Dataset rows describing interfaces.
________________________________________
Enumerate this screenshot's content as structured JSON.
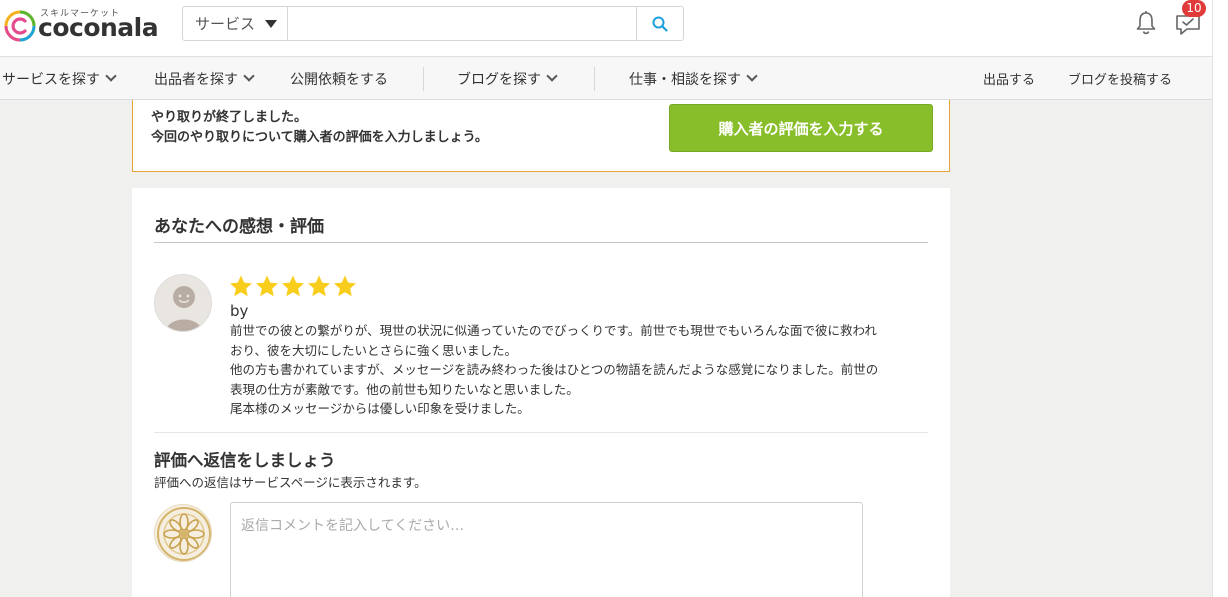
{
  "header": {
    "logo_small": "スキルマーケット",
    "logo_text": "coconala",
    "search_category": "サービス",
    "search_placeholder": "",
    "notification_count": "10"
  },
  "nav": {
    "items": [
      {
        "label": "サービスを探す"
      },
      {
        "label": "出品者を探す"
      },
      {
        "label": "公開依頼をする"
      },
      {
        "label": "ブログを探す"
      },
      {
        "label": "仕事・相談を探す"
      },
      {
        "label": "出品する"
      },
      {
        "label": "ブログを投稿する"
      }
    ]
  },
  "notice": {
    "line1": "やり取りが終了しました。",
    "line2": "今回のやり取りについて購入者の評価を入力しましょう。",
    "button": "購入者の評価を入力する"
  },
  "review_section": {
    "title": "あなたへの感想・評価",
    "rating": 5,
    "by": "by",
    "lines": [
      "前世での彼との繋がりが、現世の状況に似通っていたのでびっくりです。前世でも現世でもいろんな面で彼に救われ",
      "おり、彼を大切にしたいとさらに強く思いました。",
      "他の方も書かれていますが、メッセージを読み終わった後はひとつの物語を読んだような感覚になりました。前世の",
      "表現の仕方が素敵です。他の前世も知りたいなと思いました。",
      "尾本様のメッセージからは優しい印象を受けました。"
    ]
  },
  "reply_section": {
    "title": "評価へ返信をしましょう",
    "subtitle": "評価への返信はサービスページに表示されます。",
    "placeholder": "返信コメントを記入してください…"
  },
  "colors": {
    "accent_green": "#88be2a",
    "notice_border": "#e8a33c",
    "star": "#f8cd1c",
    "badge": "#e03a3a"
  }
}
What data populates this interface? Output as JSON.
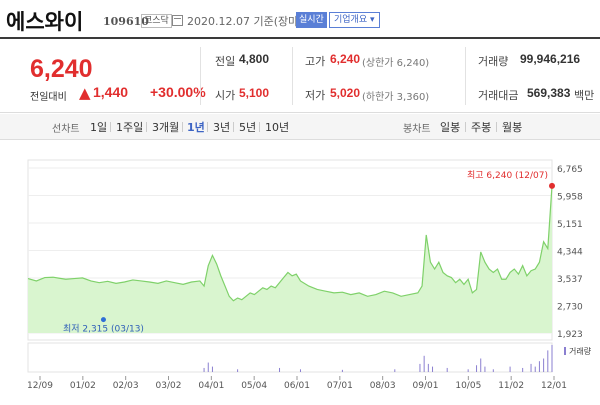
{
  "header": {
    "stock_name": "에스와이",
    "stock_code": "109610",
    "market": "코스닥",
    "date_text": "2020.12.07 기준(장마감)",
    "realtime_label": "실시간",
    "company_overview_label": "기업개요 ▾"
  },
  "price": {
    "current": "6,240",
    "change_label": "전일대비",
    "change_value": "1,440",
    "change_percent": "+30.00%",
    "direction_icon": "up-triangle-icon",
    "up_color": "#e12e2e"
  },
  "quote": {
    "prev_close_label": "전일",
    "prev_close": "4,800",
    "open_label": "시가",
    "open": "5,100",
    "high_label": "고가",
    "high": "6,240",
    "high_note": "(상한가 6,240)",
    "low_label": "저가",
    "low": "5,020",
    "low_note": "(하한가 3,360)",
    "volume_label": "거래량",
    "volume": "99,946,216",
    "amount_label": "거래대금",
    "amount": "569,383",
    "amount_unit": "백만"
  },
  "tabs": {
    "line_label": "선차트",
    "line_tabs": [
      "1일",
      "1주일",
      "3개월",
      "1년",
      "3년",
      "5년",
      "10년"
    ],
    "active": "1년",
    "candle_label": "봉차트",
    "candle_tabs": [
      "일봉",
      "주봉",
      "월봉"
    ]
  },
  "chart_data": {
    "type": "area",
    "y_ticks": [
      "6,765",
      "5,958",
      "5,151",
      "4,344",
      "3,537",
      "2,730",
      "1,923"
    ],
    "ylim": [
      1923,
      6765
    ],
    "x_ticks": [
      "12/09",
      "01/02",
      "02/03",
      "03/02",
      "04/01",
      "05/04",
      "06/01",
      "07/01",
      "08/03",
      "09/01",
      "10/05",
      "11/02",
      "12/01"
    ],
    "x": [
      0,
      4,
      8,
      12,
      15,
      18,
      22,
      26,
      30,
      34,
      38,
      42,
      46,
      50,
      54,
      58,
      62,
      66,
      70,
      74,
      78,
      82,
      84,
      86,
      88,
      90,
      92,
      94,
      96,
      98,
      100,
      102,
      104,
      106,
      108,
      110,
      112,
      114,
      116,
      118,
      120,
      122,
      124,
      126,
      128,
      130,
      134,
      138,
      142,
      146,
      150,
      154,
      158,
      162,
      166,
      170,
      174,
      178,
      182,
      186,
      188,
      190,
      192,
      194,
      196,
      198,
      200,
      202,
      204,
      206,
      208,
      210,
      212,
      214,
      216,
      218,
      220,
      222,
      224,
      226,
      228,
      230,
      232,
      234,
      236,
      238,
      240,
      242,
      244,
      246,
      248,
      250
    ],
    "series": [
      {
        "values": [
          3520,
          3450,
          3550,
          3560,
          3530,
          3500,
          3520,
          3540,
          3450,
          3400,
          3440,
          3380,
          3420,
          3480,
          3450,
          3420,
          3380,
          3450,
          3400,
          3350,
          3420,
          3450,
          3300,
          3900,
          4200,
          3950,
          3600,
          3300,
          3000,
          2870,
          2950,
          2900,
          3000,
          3100,
          3050,
          3150,
          3250,
          3200,
          3300,
          3250,
          3400,
          3550,
          3700,
          3600,
          3650,
          3450,
          3300,
          3200,
          3150,
          3100,
          3120,
          3050,
          3100,
          3000,
          3050,
          3150,
          3100,
          3000,
          3050,
          3100,
          3300,
          4800,
          4000,
          3800,
          4000,
          3700,
          3600,
          3550,
          3400,
          3500,
          3350,
          3500,
          3100,
          3200,
          4300,
          4000,
          3800,
          3700,
          3800,
          3500,
          3500,
          3700,
          3800,
          3650,
          3900,
          3600,
          3750,
          3800,
          4000,
          4600,
          4400,
          6240
        ]
      }
    ],
    "max_label": "최고 6,240 (12/07)",
    "min_label": "최저 2,315 (03/13)",
    "volume_label": "거래량",
    "line_color": "#7fd16a",
    "fill_color": "#d9f5cf",
    "max_marker_color": "#e12e2e",
    "min_marker_color": "#2f6fd6"
  }
}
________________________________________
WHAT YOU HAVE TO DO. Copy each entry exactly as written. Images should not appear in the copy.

RESULT OF THIS EXERCISE.
Enumerate this screenshot's content as structured JSON.
{
  "header": {
    "logo_small": "スキルマーケット",
    "logo_text": "coconala",
    "search_category": "サービス",
    "search_placeholder": "",
    "notification_count": "10"
  },
  "nav": {
    "items": [
      {
        "label": "サービスを探す"
      },
      {
        "label": "出品者を探す"
      },
      {
        "label": "公開依頼をする"
      },
      {
        "label": "ブログを探す"
      },
      {
        "label": "仕事・相談を探す"
      },
      {
        "label": "出品する"
      },
      {
        "label": "ブログを投稿する"
      }
    ]
  },
  "notice": {
    "line1": "やり取りが終了しました。",
    "line2": "今回のやり取りについて購入者の評価を入力しましょう。",
    "button": "購入者の評価を入力する"
  },
  "review_section": {
    "title": "あなたへの感想・評価",
    "rating": 5,
    "by": "by",
    "lines": [
      "前世での彼との繋がりが、現世の状況に似通っていたのでびっくりです。前世でも現世でもいろんな面で彼に救われ",
      "おり、彼を大切にしたいとさらに強く思いました。",
      "他の方も書かれていますが、メッセージを読み終わった後はひとつの物語を読んだような感覚になりました。前世の",
      "表現の仕方が素敵です。他の前世も知りたいなと思いました。",
      "尾本様のメッセージからは優しい印象を受けました。"
    ]
  },
  "reply_section": {
    "title": "評価へ返信をしましょう",
    "subtitle": "評価への返信はサービスページに表示されます。",
    "placeholder": "返信コメントを記入してください…"
  },
  "colors": {
    "accent_green": "#88be2a",
    "notice_border": "#e8a33c",
    "star": "#f8cd1c",
    "badge": "#e03a3a"
  }
}
What data populates this interface? Output as JSON.
{
  "header": {
    "stock_name": "에스와이",
    "stock_code": "109610",
    "market": "코스닥",
    "date_text": "2020.12.07 기준(장마감)",
    "realtime_label": "실시간",
    "company_overview_label": "기업개요 ▾"
  },
  "price": {
    "current": "6,240",
    "change_label": "전일대비",
    "change_value": "1,440",
    "change_percent": "+30.00%",
    "direction_icon": "up-triangle-icon",
    "up_color": "#e12e2e"
  },
  "quote": {
    "prev_close_label": "전일",
    "prev_close": "4,800",
    "open_label": "시가",
    "open": "5,100",
    "high_label": "고가",
    "high": "6,240",
    "high_note": "(상한가 6,240)",
    "low_label": "저가",
    "low": "5,020",
    "low_note": "(하한가 3,360)",
    "volume_label": "거래량",
    "volume": "99,946,216",
    "amount_label": "거래대금",
    "amount": "569,383",
    "amount_unit": "백만"
  },
  "tabs": {
    "line_label": "선차트",
    "line_tabs": [
      "1일",
      "1주일",
      "3개월",
      "1년",
      "3년",
      "5년",
      "10년"
    ],
    "active": "1년",
    "candle_label": "봉차트",
    "candle_tabs": [
      "일봉",
      "주봉",
      "월봉"
    ]
  },
  "chart_data": {
    "type": "area",
    "y_ticks": [
      "6,765",
      "5,958",
      "5,151",
      "4,344",
      "3,537",
      "2,730",
      "1,923"
    ],
    "ylim": [
      1923,
      6765
    ],
    "x_ticks": [
      "12/09",
      "01/02",
      "02/03",
      "03/02",
      "04/01",
      "05/04",
      "06/01",
      "07/01",
      "08/03",
      "09/01",
      "10/05",
      "11/02",
      "12/01"
    ],
    "x": [
      0,
      4,
      8,
      12,
      15,
      18,
      22,
      26,
      30,
      34,
      38,
      42,
      46,
      50,
      54,
      58,
      62,
      66,
      70,
      74,
      78,
      82,
      84,
      86,
      88,
      90,
      92,
      94,
      96,
      98,
      100,
      102,
      104,
      106,
      108,
      110,
      112,
      114,
      116,
      118,
      120,
      122,
      124,
      126,
      128,
      130,
      134,
      138,
      142,
      146,
      150,
      154,
      158,
      162,
      166,
      170,
      174,
      178,
      182,
      186,
      188,
      190,
      192,
      194,
      196,
      198,
      200,
      202,
      204,
      206,
      208,
      210,
      212,
      214,
      216,
      218,
      220,
      222,
      224,
      226,
      228,
      230,
      232,
      234,
      236,
      238,
      240,
      242,
      244,
      246,
      248,
      250
    ],
    "series": [
      {
        "values": [
          3520,
          3450,
          3550,
          3560,
          3530,
          3500,
          3520,
          3540,
          3450,
          3400,
          3440,
          3380,
          3420,
          3480,
          3450,
          3420,
          3380,
          3450,
          3400,
          3350,
          3420,
          3450,
          3300,
          3900,
          4200,
          3950,
          3600,
          3300,
          3000,
          2870,
          2950,
          2900,
          3000,
          3100,
          3050,
          3150,
          3250,
          3200,
          3300,
          3250,
          3400,
          3550,
          3700,
          3600,
          3650,
          3450,
          3300,
          3200,
          3150,
          3100,
          3120,
          3050,
          3100,
          3000,
          3050,
          3150,
          3100,
          3000,
          3050,
          3100,
          3300,
          4800,
          4000,
          3800,
          4000,
          3700,
          3600,
          3550,
          3400,
          3500,
          3350,
          3500,
          3100,
          3200,
          4300,
          4000,
          3800,
          3700,
          3800,
          3500,
          3500,
          3700,
          3800,
          3650,
          3900,
          3600,
          3750,
          3800,
          4000,
          4600,
          4400,
          6240
        ]
      }
    ],
    "max_label": "최고 6,240 (12/07)",
    "min_label": "최저 2,315 (03/13)",
    "volume_label": "거래량",
    "line_color": "#7fd16a",
    "fill_color": "#d9f5cf",
    "max_marker_color": "#e12e2e",
    "min_marker_color": "#2f6fd6"
  }
}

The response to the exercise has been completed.